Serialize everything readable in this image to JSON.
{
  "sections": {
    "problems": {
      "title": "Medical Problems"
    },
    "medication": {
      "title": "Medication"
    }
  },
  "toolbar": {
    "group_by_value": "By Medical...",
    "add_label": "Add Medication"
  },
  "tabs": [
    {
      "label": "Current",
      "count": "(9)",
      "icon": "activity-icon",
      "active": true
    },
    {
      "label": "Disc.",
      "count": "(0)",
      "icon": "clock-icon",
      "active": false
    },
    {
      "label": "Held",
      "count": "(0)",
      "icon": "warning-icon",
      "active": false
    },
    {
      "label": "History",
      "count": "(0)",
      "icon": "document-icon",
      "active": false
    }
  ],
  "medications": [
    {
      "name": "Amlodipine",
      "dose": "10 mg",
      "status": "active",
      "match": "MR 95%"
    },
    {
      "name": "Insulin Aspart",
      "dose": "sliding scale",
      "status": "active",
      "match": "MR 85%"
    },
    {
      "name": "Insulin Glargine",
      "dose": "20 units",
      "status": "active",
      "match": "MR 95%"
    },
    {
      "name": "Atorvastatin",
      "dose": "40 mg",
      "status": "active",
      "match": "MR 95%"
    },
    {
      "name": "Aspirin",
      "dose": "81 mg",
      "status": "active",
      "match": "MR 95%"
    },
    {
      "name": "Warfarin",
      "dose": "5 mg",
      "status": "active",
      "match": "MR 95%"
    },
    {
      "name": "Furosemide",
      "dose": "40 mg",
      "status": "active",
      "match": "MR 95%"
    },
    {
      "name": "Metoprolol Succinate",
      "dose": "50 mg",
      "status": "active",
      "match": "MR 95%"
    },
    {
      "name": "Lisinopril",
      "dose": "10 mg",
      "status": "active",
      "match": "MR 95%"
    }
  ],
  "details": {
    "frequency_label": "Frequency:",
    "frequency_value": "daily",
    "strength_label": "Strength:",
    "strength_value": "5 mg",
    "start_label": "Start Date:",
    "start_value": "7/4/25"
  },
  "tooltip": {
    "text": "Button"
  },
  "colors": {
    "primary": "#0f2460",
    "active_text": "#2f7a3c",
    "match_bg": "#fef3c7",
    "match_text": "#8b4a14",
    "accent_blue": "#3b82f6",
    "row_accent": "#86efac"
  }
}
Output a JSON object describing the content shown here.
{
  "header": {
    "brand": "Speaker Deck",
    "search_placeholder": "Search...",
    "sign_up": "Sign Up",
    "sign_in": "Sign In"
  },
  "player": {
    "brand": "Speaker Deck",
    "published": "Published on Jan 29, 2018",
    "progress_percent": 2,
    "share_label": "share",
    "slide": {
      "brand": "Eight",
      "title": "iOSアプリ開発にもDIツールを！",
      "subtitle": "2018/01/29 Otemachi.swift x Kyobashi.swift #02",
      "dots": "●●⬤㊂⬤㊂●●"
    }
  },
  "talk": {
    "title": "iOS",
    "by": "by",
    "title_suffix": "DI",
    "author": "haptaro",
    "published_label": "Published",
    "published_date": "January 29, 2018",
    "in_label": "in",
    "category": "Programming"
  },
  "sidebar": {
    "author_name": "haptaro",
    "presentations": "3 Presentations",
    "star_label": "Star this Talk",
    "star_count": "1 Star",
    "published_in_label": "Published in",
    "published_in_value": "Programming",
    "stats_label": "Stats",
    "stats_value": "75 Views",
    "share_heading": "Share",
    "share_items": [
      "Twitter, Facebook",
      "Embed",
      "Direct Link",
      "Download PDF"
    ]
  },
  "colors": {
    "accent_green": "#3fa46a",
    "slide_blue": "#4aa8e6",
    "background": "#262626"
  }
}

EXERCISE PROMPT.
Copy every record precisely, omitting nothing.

TASK RESULT.
Serialize everything readable in this image to JSON.
{
  "sections": {
    "problems": {
      "title": "Medical Problems"
    },
    "medication": {
      "title": "Medication"
    }
  },
  "toolbar": {
    "group_by_value": "By Medical...",
    "add_label": "Add Medication"
  },
  "tabs": [
    {
      "label": "Current",
      "count": "(9)",
      "icon": "activity-icon",
      "active": true
    },
    {
      "label": "Disc.",
      "count": "(0)",
      "icon": "clock-icon",
      "active": false
    },
    {
      "label": "Held",
      "count": "(0)",
      "icon": "warning-icon",
      "active": false
    },
    {
      "label": "History",
      "count": "(0)",
      "icon": "document-icon",
      "active": false
    }
  ],
  "medications": [
    {
      "name": "Amlodipine",
      "dose": "10 mg",
      "status": "active",
      "match": "MR 95%"
    },
    {
      "name": "Insulin Aspart",
      "dose": "sliding scale",
      "status": "active",
      "match": "MR 85%"
    },
    {
      "name": "Insulin Glargine",
      "dose": "20 units",
      "status": "active",
      "match": "MR 95%"
    },
    {
      "name": "Atorvastatin",
      "dose": "40 mg",
      "status": "active",
      "match": "MR 95%"
    },
    {
      "name": "Aspirin",
      "dose": "81 mg",
      "status": "active",
      "match": "MR 95%"
    },
    {
      "name": "Warfarin",
      "dose": "5 mg",
      "status": "active",
      "match": "MR 95%"
    },
    {
      "name": "Furosemide",
      "dose": "40 mg",
      "status": "active",
      "match": "MR 95%"
    },
    {
      "name": "Metoprolol Succinate",
      "dose": "50 mg",
      "status": "active",
      "match": "MR 95%"
    },
    {
      "name": "Lisinopril",
      "dose": "10 mg",
      "status": "active",
      "match": "MR 95%"
    }
  ],
  "details": {
    "frequency_label": "Frequency:",
    "frequency_value": "daily",
    "strength_label": "Strength:",
    "strength_value": "5 mg",
    "start_label": "Start Date:",
    "start_value": "7/4/25"
  },
  "tooltip": {
    "text": "Button"
  },
  "colors": {
    "primary": "#0f2460",
    "active_text": "#2f7a3c",
    "match_bg": "#fef3c7",
    "match_text": "#8b4a14",
    "accent_blue": "#3b82f6",
    "row_accent": "#86efac"
  }
}
Output a JSON object describing the content shown here.
{
  "header": {
    "brand": "Speaker Deck",
    "search_placeholder": "Search...",
    "sign_up": "Sign Up",
    "sign_in": "Sign In"
  },
  "player": {
    "brand": "Speaker Deck",
    "published": "Published on Jan 29, 2018",
    "progress_percent": 2,
    "share_label": "share",
    "slide": {
      "brand": "Eight",
      "title": "iOSアプリ開発にもDIツールを！",
      "subtitle": "2018/01/29 Otemachi.swift x Kyobashi.swift #02",
      "dots": "●●⬤㊂⬤㊂●●"
    }
  },
  "talk": {
    "title": "iOS",
    "by": "by",
    "title_suffix": "DI",
    "author": "haptaro",
    "published_label": "Published",
    "published_date": "January 29, 2018",
    "in_label": "in",
    "category": "Programming"
  },
  "sidebar": {
    "author_name": "haptaro",
    "presentations": "3 Presentations",
    "star_label": "Star this Talk",
    "star_count": "1 Star",
    "published_in_label": "Published in",
    "published_in_value": "Programming",
    "stats_label": "Stats",
    "stats_value": "75 Views",
    "share_heading": "Share",
    "share_items": [
      "Twitter, Facebook",
      "Embed",
      "Direct Link",
      "Download PDF"
    ]
  },
  "colors": {
    "accent_green": "#3fa46a",
    "slide_blue": "#4aa8e6",
    "background": "#262626"
  }
}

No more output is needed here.